(Items from an interface collection)
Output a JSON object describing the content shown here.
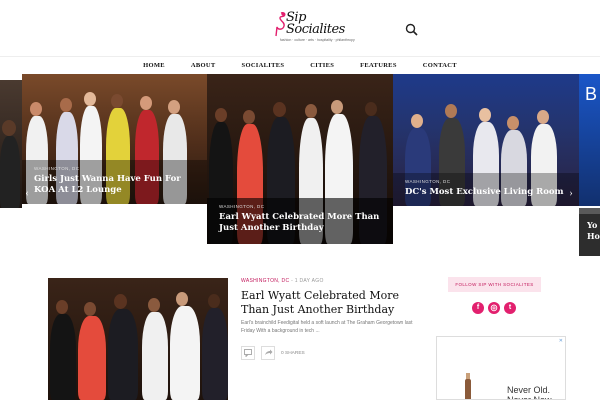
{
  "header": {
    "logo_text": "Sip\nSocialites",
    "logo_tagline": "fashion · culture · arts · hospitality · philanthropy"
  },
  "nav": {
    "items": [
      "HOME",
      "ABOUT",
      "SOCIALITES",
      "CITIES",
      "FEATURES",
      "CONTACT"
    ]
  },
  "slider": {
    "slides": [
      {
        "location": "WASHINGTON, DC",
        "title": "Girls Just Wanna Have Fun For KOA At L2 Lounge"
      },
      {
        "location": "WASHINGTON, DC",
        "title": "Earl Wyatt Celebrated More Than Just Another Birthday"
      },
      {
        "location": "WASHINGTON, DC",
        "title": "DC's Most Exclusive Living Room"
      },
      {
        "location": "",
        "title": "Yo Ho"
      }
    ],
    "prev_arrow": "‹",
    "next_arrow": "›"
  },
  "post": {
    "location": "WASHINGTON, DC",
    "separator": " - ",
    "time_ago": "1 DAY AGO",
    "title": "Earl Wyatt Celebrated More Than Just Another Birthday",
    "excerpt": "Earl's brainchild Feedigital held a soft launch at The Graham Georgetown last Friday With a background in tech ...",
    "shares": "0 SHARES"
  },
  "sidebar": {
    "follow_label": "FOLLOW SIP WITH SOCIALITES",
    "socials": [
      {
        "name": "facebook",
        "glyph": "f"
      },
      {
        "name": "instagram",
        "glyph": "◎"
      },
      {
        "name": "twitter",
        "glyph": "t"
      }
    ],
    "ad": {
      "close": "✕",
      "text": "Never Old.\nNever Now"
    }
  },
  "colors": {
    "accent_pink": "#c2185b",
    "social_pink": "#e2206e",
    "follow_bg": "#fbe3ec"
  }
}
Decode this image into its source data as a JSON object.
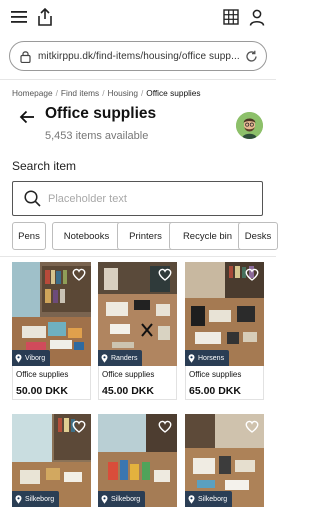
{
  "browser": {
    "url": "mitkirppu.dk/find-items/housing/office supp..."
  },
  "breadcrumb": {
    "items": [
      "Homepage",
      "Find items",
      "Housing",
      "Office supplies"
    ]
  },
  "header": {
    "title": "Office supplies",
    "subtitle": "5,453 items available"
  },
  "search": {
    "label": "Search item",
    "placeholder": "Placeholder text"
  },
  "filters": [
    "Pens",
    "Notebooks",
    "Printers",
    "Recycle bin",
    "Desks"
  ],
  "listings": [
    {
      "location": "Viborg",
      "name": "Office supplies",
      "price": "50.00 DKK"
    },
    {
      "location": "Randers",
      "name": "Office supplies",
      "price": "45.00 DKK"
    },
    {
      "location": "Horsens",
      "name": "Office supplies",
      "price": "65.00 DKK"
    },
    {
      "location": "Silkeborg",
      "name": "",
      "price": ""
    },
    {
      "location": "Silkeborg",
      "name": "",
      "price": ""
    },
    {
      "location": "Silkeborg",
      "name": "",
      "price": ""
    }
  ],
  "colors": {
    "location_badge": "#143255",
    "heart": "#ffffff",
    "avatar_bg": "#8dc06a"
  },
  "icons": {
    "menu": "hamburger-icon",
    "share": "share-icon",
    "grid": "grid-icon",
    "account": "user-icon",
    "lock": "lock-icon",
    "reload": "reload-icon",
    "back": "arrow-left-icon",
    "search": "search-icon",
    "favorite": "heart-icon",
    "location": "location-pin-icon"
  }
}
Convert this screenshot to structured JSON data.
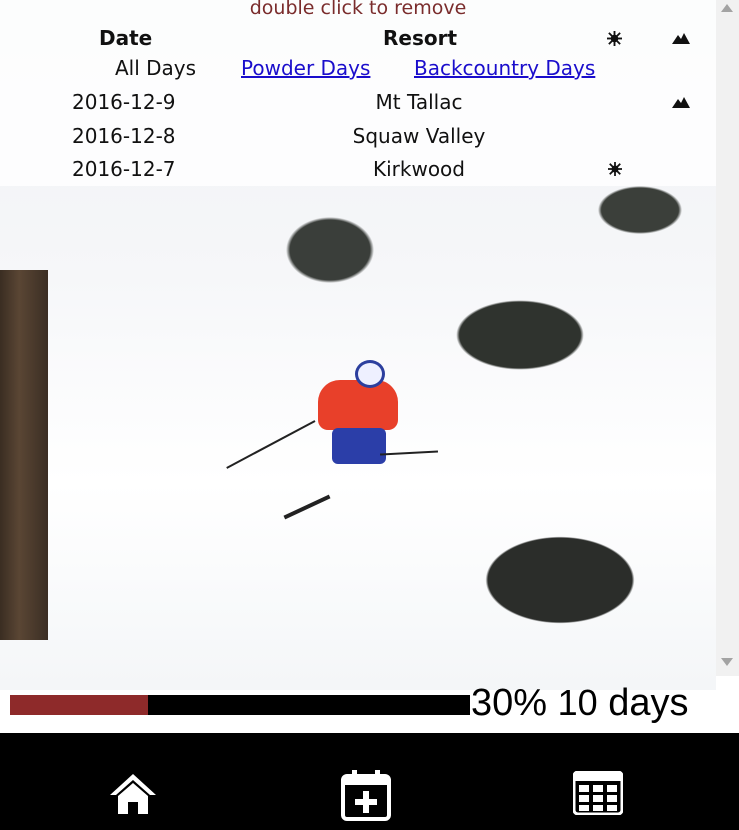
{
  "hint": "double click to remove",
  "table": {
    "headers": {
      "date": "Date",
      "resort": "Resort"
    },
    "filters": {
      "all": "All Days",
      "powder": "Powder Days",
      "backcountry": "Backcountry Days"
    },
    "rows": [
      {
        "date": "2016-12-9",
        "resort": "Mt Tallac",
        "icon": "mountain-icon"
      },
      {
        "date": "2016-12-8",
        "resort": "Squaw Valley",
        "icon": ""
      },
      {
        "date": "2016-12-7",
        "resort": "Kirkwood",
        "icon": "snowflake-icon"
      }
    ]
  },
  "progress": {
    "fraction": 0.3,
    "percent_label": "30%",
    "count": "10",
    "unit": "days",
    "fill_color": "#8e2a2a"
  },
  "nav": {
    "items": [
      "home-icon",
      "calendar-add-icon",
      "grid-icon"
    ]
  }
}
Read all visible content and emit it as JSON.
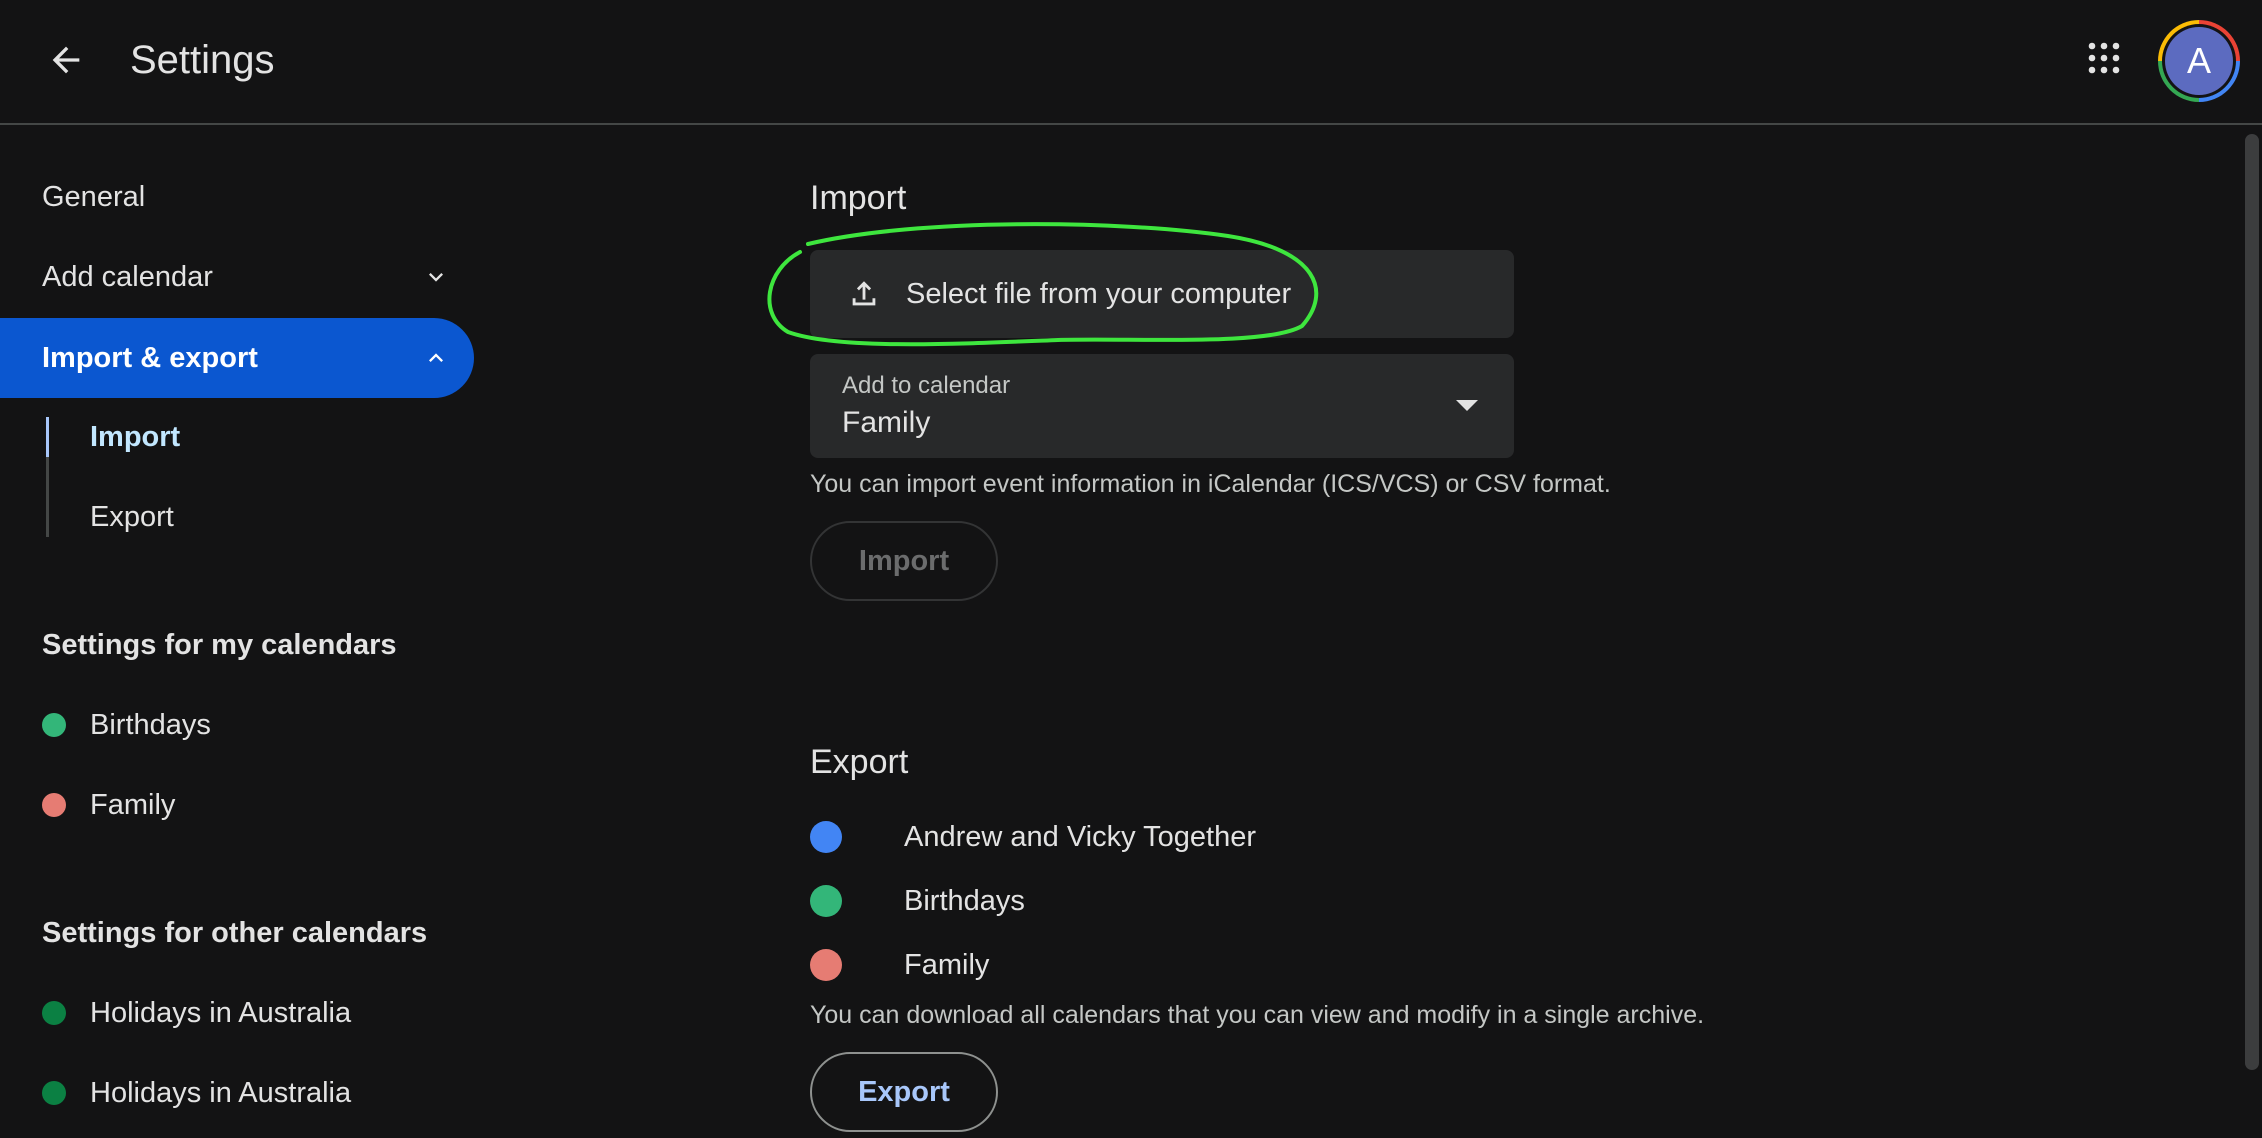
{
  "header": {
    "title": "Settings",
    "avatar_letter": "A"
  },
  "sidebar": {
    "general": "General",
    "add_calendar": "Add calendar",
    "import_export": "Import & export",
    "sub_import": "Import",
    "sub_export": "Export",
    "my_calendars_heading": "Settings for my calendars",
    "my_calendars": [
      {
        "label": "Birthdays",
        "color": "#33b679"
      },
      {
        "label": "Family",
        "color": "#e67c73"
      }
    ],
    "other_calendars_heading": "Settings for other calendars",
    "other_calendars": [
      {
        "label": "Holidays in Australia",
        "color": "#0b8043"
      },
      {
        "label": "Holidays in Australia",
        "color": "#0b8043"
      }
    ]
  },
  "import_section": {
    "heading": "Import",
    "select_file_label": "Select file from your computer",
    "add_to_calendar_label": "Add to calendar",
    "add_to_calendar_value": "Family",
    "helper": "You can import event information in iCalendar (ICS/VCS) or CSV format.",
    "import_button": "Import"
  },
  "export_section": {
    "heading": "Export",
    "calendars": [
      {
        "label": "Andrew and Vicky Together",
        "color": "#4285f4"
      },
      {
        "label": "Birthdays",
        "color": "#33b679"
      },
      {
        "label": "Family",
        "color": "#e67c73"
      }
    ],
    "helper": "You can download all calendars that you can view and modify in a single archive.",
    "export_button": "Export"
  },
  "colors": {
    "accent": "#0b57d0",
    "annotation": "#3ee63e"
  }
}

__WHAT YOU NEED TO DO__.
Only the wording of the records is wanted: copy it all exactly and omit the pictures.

__RESPONSE TO THE EXERCISE__.
Output a JSON object describing the content shown here.
{
  "header": {
    "logo_text": "Sip\nSocialites",
    "logo_tagline": "fashion · culture · arts · hospitality · philanthropy"
  },
  "nav": {
    "items": [
      "HOME",
      "ABOUT",
      "SOCIALITES",
      "CITIES",
      "FEATURES",
      "CONTACT"
    ]
  },
  "slider": {
    "slides": [
      {
        "location": "WASHINGTON, DC",
        "title": "Girls Just Wanna Have Fun For KOA At L2 Lounge"
      },
      {
        "location": "WASHINGTON, DC",
        "title": "Earl Wyatt Celebrated More Than Just Another Birthday"
      },
      {
        "location": "WASHINGTON, DC",
        "title": "DC's Most Exclusive Living Room"
      },
      {
        "location": "",
        "title": "Yo Ho"
      }
    ],
    "prev_arrow": "‹",
    "next_arrow": "›"
  },
  "post": {
    "location": "WASHINGTON, DC",
    "separator": " - ",
    "time_ago": "1 DAY AGO",
    "title": "Earl Wyatt Celebrated More Than Just Another Birthday",
    "excerpt": "Earl's brainchild Feedigital held a soft launch at The Graham Georgetown last Friday With a background in tech ...",
    "shares": "0 SHARES"
  },
  "sidebar": {
    "follow_label": "FOLLOW SIP WITH SOCIALITES",
    "socials": [
      {
        "name": "facebook",
        "glyph": "f"
      },
      {
        "name": "instagram",
        "glyph": "◎"
      },
      {
        "name": "twitter",
        "glyph": "t"
      }
    ],
    "ad": {
      "close": "✕",
      "text": "Never Old.\nNever Now"
    }
  },
  "colors": {
    "accent_pink": "#c2185b",
    "social_pink": "#e2206e",
    "follow_bg": "#fbe3ec"
  }
}
Decode this image into its source data as a JSON object.
{
  "browser": {
    "url": "mitkirppu.dk/find-items/housing/office supp..."
  },
  "breadcrumb": {
    "items": [
      "Homepage",
      "Find items",
      "Housing",
      "Office supplies"
    ]
  },
  "header": {
    "title": "Office supplies",
    "subtitle": "5,453 items available"
  },
  "search": {
    "label": "Search item",
    "placeholder": "Placeholder text"
  },
  "filters": [
    "Pens",
    "Notebooks",
    "Printers",
    "Recycle bin",
    "Desks"
  ],
  "listings": [
    {
      "location": "Viborg",
      "name": "Office supplies",
      "price": "50.00 DKK"
    },
    {
      "location": "Randers",
      "name": "Office supplies",
      "price": "45.00 DKK"
    },
    {
      "location": "Horsens",
      "name": "Office supplies",
      "price": "65.00 DKK"
    },
    {
      "location": "Silkeborg",
      "name": "",
      "price": ""
    },
    {
      "location": "Silkeborg",
      "name": "",
      "price": ""
    },
    {
      "location": "Silkeborg",
      "name": "",
      "price": ""
    }
  ],
  "colors": {
    "location_badge": "#143255",
    "heart": "#ffffff",
    "avatar_bg": "#8dc06a"
  },
  "icons": {
    "menu": "hamburger-icon",
    "share": "share-icon",
    "grid": "grid-icon",
    "account": "user-icon",
    "lock": "lock-icon",
    "reload": "reload-icon",
    "back": "arrow-left-icon",
    "search": "search-icon",
    "favorite": "heart-icon",
    "location": "location-pin-icon"
  }
}
Convert this screenshot to structured JSON data.
{
  "hint": "double click to remove",
  "table": {
    "headers": {
      "date": "Date",
      "resort": "Resort"
    },
    "filters": {
      "all": "All Days",
      "powder": "Powder Days",
      "backcountry": "Backcountry Days"
    },
    "rows": [
      {
        "date": "2016-12-9",
        "resort": "Mt Tallac",
        "icon": "mountain-icon"
      },
      {
        "date": "2016-12-8",
        "resort": "Squaw Valley",
        "icon": ""
      },
      {
        "date": "2016-12-7",
        "resort": "Kirkwood",
        "icon": "snowflake-icon"
      }
    ]
  },
  "progress": {
    "fraction": 0.3,
    "percent_label": "30%",
    "count": "10",
    "unit": "days",
    "fill_color": "#8e2a2a"
  },
  "nav": {
    "items": [
      "home-icon",
      "calendar-add-icon",
      "grid-icon"
    ]
  }
}
Read all visible content and emit it as JSON.
{
  "header": {
    "title": "Settings",
    "avatar_letter": "A"
  },
  "sidebar": {
    "general": "General",
    "add_calendar": "Add calendar",
    "import_export": "Import & export",
    "sub_import": "Import",
    "sub_export": "Export",
    "my_calendars_heading": "Settings for my calendars",
    "my_calendars": [
      {
        "label": "Birthdays",
        "color": "#33b679"
      },
      {
        "label": "Family",
        "color": "#e67c73"
      }
    ],
    "other_calendars_heading": "Settings for other calendars",
    "other_calendars": [
      {
        "label": "Holidays in Australia",
        "color": "#0b8043"
      },
      {
        "label": "Holidays in Australia",
        "color": "#0b8043"
      }
    ]
  },
  "import_section": {
    "heading": "Import",
    "select_file_label": "Select file from your computer",
    "add_to_calendar_label": "Add to calendar",
    "add_to_calendar_value": "Family",
    "helper": "You can import event information in iCalendar (ICS/VCS) or CSV format.",
    "import_button": "Import"
  },
  "export_section": {
    "heading": "Export",
    "calendars": [
      {
        "label": "Andrew and Vicky Together",
        "color": "#4285f4"
      },
      {
        "label": "Birthdays",
        "color": "#33b679"
      },
      {
        "label": "Family",
        "color": "#e67c73"
      }
    ],
    "helper": "You can download all calendars that you can view and modify in a single archive.",
    "export_button": "Export"
  },
  "colors": {
    "accent": "#0b57d0",
    "annotation": "#3ee63e"
  }
}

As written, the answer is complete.